The lines were so short! We rode Goofy's Barnstormer a dozen times *without getting off the ride* because there weren't enough people waiting to warrant them evacuating the whole train. Benny and Sadie sat together in the front car, and she screamed enthusiastically all the way around, every time. It was hilarious, and I also cried because there they were, sitting together in the front car, just like real people.
Here are Sadie and Dan pulling into the docking thingy from the Tomorrowland Indy Speedway:
Here's Benny driving his car:
We also rode Small World, Peter Pan, Snow White, Haunted Mansion, and more -- whatever Sadie wanted. We saw the fireworks. We saw the parade. And when Sadie fell asleep, Dan and Benny rode Space Mountain until the park shut down at midnight.
On his way out of the ride on his last trip, Benny actually fell asleep on the moving walkway. He said he was going to take a rest and put his head down on the moving handrail, and then the people he had been talking to were suddenly getting no response. They told Dan he had fallen asleep, and sure enough, Dan had to wake him up. He loves Space Mountain.
The party was a good party. Hot chocolate and cookies, real fake snow falling all down Main Street USA, all the characters dressed up for winter, and Sadie actually interacted with a character (Goofy) for the very first time. And survived. Here she is on the spinning teacups:
Thursday, November 15, 2007
On the NASA tour bus:
Viewing the launchpad, currently all full of shuttle:
The shuttle crawls down this road from the Vehicle Assembly Building to the launch pad at 1 mph. The whole thing is so heavy it "pulverizes" the road every time, and every time they have to rebuild the road.
Saturn V Rocket. Model below, real thing above:
Benny as Jupiter in the "Mad Mission to Mars" show:
Wednesday, November 14, 2007
Benny waiting for Test Track:
Cinderella and Dan at The Living Seas:
Benny and Dr. Nigel Channing:
Benny and Minnie:
Benny takes a great deal of joy in meeting the characters. He gets SO excited, it's almost mystifying. I haven't figured this out yet. The lady who was taking his picture here for the PhotoPass said, "That's the smile of a boy who's having the time of his life." Yes.
Cinderella operating a musical robot:

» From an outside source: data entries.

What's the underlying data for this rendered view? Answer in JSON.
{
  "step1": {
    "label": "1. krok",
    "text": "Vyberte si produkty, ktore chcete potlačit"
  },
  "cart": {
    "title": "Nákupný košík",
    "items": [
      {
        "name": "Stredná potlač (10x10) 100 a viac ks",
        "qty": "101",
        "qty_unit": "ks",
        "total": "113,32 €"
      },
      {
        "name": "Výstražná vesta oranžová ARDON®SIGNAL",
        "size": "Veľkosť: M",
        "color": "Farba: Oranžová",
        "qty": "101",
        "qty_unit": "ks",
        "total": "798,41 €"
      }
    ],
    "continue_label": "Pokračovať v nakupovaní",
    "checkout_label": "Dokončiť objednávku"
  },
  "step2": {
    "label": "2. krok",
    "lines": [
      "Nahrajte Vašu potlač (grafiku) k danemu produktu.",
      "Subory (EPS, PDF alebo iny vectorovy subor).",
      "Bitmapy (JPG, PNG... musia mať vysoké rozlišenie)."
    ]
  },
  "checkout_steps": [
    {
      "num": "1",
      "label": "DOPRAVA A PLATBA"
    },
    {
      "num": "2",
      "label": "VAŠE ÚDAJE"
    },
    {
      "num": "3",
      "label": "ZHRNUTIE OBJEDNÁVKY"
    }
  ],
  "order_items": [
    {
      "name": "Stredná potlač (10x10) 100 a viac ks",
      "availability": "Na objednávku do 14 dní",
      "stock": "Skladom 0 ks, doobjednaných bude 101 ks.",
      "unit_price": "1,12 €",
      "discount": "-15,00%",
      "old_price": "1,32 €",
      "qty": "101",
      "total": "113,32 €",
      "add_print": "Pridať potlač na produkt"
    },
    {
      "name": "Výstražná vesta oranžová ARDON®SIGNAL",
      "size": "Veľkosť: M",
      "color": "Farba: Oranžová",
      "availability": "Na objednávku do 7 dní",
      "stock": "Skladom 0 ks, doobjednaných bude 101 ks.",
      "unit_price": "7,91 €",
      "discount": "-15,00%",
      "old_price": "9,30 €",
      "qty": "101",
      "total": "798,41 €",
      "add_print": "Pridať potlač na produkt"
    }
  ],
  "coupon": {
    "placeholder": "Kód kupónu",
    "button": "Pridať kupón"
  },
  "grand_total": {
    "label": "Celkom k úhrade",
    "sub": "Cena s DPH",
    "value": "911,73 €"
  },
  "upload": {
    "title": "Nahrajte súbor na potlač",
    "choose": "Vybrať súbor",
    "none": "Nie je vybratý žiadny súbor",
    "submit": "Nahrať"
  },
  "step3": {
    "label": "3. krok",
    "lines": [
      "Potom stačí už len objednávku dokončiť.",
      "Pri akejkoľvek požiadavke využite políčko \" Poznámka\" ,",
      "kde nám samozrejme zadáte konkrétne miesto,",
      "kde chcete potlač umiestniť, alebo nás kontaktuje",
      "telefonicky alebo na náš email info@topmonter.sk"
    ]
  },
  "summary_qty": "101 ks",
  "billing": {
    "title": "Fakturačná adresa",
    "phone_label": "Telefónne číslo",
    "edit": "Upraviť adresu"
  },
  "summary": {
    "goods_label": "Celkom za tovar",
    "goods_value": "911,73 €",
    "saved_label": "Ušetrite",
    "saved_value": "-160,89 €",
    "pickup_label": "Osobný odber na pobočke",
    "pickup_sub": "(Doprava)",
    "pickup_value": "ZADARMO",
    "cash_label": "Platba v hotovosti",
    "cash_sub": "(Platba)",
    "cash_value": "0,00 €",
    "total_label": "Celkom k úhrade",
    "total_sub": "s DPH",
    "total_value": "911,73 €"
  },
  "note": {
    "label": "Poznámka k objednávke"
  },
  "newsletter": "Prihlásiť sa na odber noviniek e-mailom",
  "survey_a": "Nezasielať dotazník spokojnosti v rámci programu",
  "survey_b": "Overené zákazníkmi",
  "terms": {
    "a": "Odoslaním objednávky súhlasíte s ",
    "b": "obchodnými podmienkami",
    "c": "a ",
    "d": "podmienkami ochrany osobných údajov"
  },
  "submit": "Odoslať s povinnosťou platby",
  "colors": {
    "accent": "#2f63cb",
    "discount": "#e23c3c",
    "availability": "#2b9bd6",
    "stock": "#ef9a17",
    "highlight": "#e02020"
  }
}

Dan and the kids playing a 3D "surgical training" game where you had to pick up and place organs and bones correctly on an operating table. Very cool.
Innoventions was fantastic -- much better than I remembered it. Here's Benny decorating some paper that he made at a little paper-making station:
Sadie building a robot:
After you build the robot, you run and jump on footpads to drive your robot through an obstacle course. Here are Sadie and Benny doing that:
By the time we got to the World Lagoon, it was dark already. It seems I didn't take any pictures there -- but the fireworks were fantastic, and we found a very good place to watch them this year. Hooray!
Tuesday, November 13, 2007
Monday, November 12, 2007
Examining the Swiss Family Robinson's Tree House for examples of simple machines:
Aladdin's Carpetty Goodness:
Hello, Mary Poppins:
The lines today were fantastically short. Marvelous weather. Excellent time. Benny rode Space Mountain 5 times before 10:00AM. So, by that measure, this was the best day ever in the history of earth.
Sunday, November 11, 2007
The Space Shuttle Simulator:
Satellite of Love (inside the old Atlantis):
IMAX in 3D:
Benny and a guy in an astronaut suit:
The children in an Apollo crew capsule:
Exercising our Latin:
Pretend lunar rover: